◆ **What is being asked**
Set down the data that follows again, exactly as written.

◆ **Data extract**
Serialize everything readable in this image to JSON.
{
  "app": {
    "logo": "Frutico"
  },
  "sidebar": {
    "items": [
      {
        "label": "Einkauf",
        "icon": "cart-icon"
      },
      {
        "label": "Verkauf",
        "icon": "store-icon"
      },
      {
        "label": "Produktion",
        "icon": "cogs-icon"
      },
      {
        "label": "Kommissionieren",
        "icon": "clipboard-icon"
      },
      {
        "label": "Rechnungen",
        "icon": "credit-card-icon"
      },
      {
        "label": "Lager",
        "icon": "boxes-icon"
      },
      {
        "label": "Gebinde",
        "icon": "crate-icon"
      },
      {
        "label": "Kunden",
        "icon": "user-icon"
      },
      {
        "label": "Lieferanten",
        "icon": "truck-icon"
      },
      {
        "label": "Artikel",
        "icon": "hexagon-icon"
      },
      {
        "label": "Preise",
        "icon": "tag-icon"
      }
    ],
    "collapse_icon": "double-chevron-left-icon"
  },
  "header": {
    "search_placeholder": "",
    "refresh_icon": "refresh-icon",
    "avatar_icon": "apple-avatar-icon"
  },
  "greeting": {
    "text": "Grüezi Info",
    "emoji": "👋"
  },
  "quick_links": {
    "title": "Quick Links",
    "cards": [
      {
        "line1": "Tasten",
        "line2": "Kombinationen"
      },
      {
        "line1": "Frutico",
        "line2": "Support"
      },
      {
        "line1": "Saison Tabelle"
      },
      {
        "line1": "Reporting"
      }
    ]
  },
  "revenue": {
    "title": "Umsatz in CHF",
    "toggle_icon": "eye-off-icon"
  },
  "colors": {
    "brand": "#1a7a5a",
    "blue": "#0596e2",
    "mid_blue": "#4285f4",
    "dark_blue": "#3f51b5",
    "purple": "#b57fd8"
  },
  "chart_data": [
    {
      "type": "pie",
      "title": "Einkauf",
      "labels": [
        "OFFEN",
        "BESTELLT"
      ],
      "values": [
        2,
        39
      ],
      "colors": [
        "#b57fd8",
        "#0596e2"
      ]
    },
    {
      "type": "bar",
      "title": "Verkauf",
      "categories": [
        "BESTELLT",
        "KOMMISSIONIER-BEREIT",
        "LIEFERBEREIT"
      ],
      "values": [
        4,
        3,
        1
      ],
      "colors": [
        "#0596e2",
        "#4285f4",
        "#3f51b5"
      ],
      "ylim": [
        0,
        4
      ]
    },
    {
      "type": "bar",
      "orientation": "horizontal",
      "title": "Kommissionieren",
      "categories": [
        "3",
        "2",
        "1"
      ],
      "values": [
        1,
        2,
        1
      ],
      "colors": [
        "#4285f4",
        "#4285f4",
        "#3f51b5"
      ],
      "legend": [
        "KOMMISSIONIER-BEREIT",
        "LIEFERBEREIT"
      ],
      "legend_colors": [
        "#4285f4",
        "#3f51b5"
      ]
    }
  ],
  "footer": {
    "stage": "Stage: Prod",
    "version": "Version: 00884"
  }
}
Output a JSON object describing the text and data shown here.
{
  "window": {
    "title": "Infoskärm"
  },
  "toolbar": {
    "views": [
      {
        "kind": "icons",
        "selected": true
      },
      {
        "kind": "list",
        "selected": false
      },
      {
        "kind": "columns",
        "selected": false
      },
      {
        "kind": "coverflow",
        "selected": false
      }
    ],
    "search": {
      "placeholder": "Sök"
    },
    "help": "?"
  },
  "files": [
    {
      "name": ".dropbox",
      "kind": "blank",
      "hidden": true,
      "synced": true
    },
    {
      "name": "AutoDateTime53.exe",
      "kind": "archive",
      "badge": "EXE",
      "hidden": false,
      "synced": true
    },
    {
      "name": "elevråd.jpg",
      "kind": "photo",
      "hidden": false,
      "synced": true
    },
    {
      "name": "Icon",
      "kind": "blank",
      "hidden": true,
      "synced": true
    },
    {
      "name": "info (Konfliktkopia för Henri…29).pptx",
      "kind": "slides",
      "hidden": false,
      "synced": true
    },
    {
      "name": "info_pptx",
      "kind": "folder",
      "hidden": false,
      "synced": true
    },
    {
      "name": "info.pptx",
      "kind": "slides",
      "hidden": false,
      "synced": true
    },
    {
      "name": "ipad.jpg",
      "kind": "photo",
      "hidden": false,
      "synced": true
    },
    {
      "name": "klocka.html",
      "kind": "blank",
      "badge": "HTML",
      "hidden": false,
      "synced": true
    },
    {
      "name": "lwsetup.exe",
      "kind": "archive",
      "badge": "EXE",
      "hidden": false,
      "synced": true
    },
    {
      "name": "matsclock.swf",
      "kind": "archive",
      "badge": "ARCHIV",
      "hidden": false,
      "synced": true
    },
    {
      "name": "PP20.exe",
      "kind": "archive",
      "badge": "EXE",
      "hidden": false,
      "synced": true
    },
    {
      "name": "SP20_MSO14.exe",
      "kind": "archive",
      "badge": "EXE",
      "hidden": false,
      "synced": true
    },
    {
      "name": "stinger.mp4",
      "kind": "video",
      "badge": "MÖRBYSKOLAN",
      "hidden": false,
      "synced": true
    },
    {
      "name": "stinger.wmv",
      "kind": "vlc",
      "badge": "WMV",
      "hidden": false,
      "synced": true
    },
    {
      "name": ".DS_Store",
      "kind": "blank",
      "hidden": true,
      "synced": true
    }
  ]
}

◆ **Worked solution**
Serialize everything readable in this image to JSON.
{
  "app": {
    "logo": "Frutico"
  },
  "sidebar": {
    "items": [
      {
        "label": "Einkauf",
        "icon": "cart-icon"
      },
      {
        "label": "Verkauf",
        "icon": "store-icon"
      },
      {
        "label": "Produktion",
        "icon": "cogs-icon"
      },
      {
        "label": "Kommissionieren",
        "icon": "clipboard-icon"
      },
      {
        "label": "Rechnungen",
        "icon": "credit-card-icon"
      },
      {
        "label": "Lager",
        "icon": "boxes-icon"
      },
      {
        "label": "Gebinde",
        "icon": "crate-icon"
      },
      {
        "label": "Kunden",
        "icon": "user-icon"
      },
      {
        "label": "Lieferanten",
        "icon": "truck-icon"
      },
      {
        "label": "Artikel",
        "icon": "hexagon-icon"
      },
      {
        "label": "Preise",
        "icon": "tag-icon"
      }
    ],
    "collapse_icon": "double-chevron-left-icon"
  },
  "header": {
    "search_placeholder": "",
    "refresh_icon": "refresh-icon",
    "avatar_icon": "apple-avatar-icon"
  },
  "greeting": {
    "text": "Grüezi Info",
    "emoji": "👋"
  },
  "quick_links": {
    "title": "Quick Links",
    "cards": [
      {
        "line1": "Tasten",
        "line2": "Kombinationen"
      },
      {
        "line1": "Frutico",
        "line2": "Support"
      },
      {
        "line1": "Saison Tabelle"
      },
      {
        "line1": "Reporting"
      }
    ]
  },
  "revenue": {
    "title": "Umsatz in CHF",
    "toggle_icon": "eye-off-icon"
  },
  "colors": {
    "brand": "#1a7a5a",
    "blue": "#0596e2",
    "mid_blue": "#4285f4",
    "dark_blue": "#3f51b5",
    "purple": "#b57fd8"
  },
  "chart_data": [
    {
      "type": "pie",
      "title": "Einkauf",
      "labels": [
        "OFFEN",
        "BESTELLT"
      ],
      "values": [
        2,
        39
      ],
      "colors": [
        "#b57fd8",
        "#0596e2"
      ]
    },
    {
      "type": "bar",
      "title": "Verkauf",
      "categories": [
        "BESTELLT",
        "KOMMISSIONIER-BEREIT",
        "LIEFERBEREIT"
      ],
      "values": [
        4,
        3,
        1
      ],
      "colors": [
        "#0596e2",
        "#4285f4",
        "#3f51b5"
      ],
      "ylim": [
        0,
        4
      ]
    },
    {
      "type": "bar",
      "orientation": "horizontal",
      "title": "Kommissionieren",
      "categories": [
        "3",
        "2",
        "1"
      ],
      "values": [
        1,
        2,
        1
      ],
      "colors": [
        "#4285f4",
        "#4285f4",
        "#3f51b5"
      ],
      "legend": [
        "KOMMISSIONIER-BEREIT",
        "LIEFERBEREIT"
      ],
      "legend_colors": [
        "#4285f4",
        "#3f51b5"
      ]
    }
  ],
  "footer": {
    "stage": "Stage: Prod",
    "version": "Version: 00884"
  }
}
Output a JSON object describing the text and data shown here.
{
  "window": {
    "title": "Infoskärm"
  },
  "toolbar": {
    "views": [
      {
        "kind": "icons",
        "selected": true
      },
      {
        "kind": "list",
        "selected": false
      },
      {
        "kind": "columns",
        "selected": false
      },
      {
        "kind": "coverflow",
        "selected": false
      }
    ],
    "search": {
      "placeholder": "Sök"
    },
    "help": "?"
  },
  "files": [
    {
      "name": ".dropbox",
      "kind": "blank",
      "hidden": true,
      "synced": true
    },
    {
      "name": "AutoDateTime53.exe",
      "kind": "archive",
      "badge": "EXE",
      "hidden": false,
      "synced": true
    },
    {
      "name": "elevråd.jpg",
      "kind": "photo",
      "hidden": false,
      "synced": true
    },
    {
      "name": "Icon",
      "kind": "blank",
      "hidden": true,
      "synced": true
    },
    {
      "name": "info (Konfliktkopia för Henri…29).pptx",
      "kind": "slides",
      "hidden": false,
      "synced": true
    },
    {
      "name": "info_pptx",
      "kind": "folder",
      "hidden": false,
      "synced": true
    },
    {
      "name": "info.pptx",
      "kind": "slides",
      "hidden": false,
      "synced": true
    },
    {
      "name": "ipad.jpg",
      "kind": "photo",
      "hidden": false,
      "synced": true
    },
    {
      "name": "klocka.html",
      "kind": "blank",
      "badge": "HTML",
      "hidden": false,
      "synced": true
    },
    {
      "name": "lwsetup.exe",
      "kind": "archive",
      "badge": "EXE",
      "hidden": false,
      "synced": true
    },
    {
      "name": "matsclock.swf",
      "kind": "archive",
      "badge": "ARCHIV",
      "hidden": false,
      "synced": true
    },
    {
      "name": "PP20.exe",
      "kind": "archive",
      "badge": "EXE",
      "hidden": false,
      "synced": true
    },
    {
      "name": "SP20_MSO14.exe",
      "kind": "archive",
      "badge": "EXE",
      "hidden": false,
      "synced": true
    },
    {
      "name": "stinger.mp4",
      "kind": "video",
      "badge": "MÖRBYSKOLAN",
      "hidden": false,
      "synced": true
    },
    {
      "name": "stinger.wmv",
      "kind": "vlc",
      "badge": "WMV",
      "hidden": false,
      "synced": true
    },
    {
      "name": ".DS_Store",
      "kind": "blank",
      "hidden": true,
      "synced": true
    }
  ]
}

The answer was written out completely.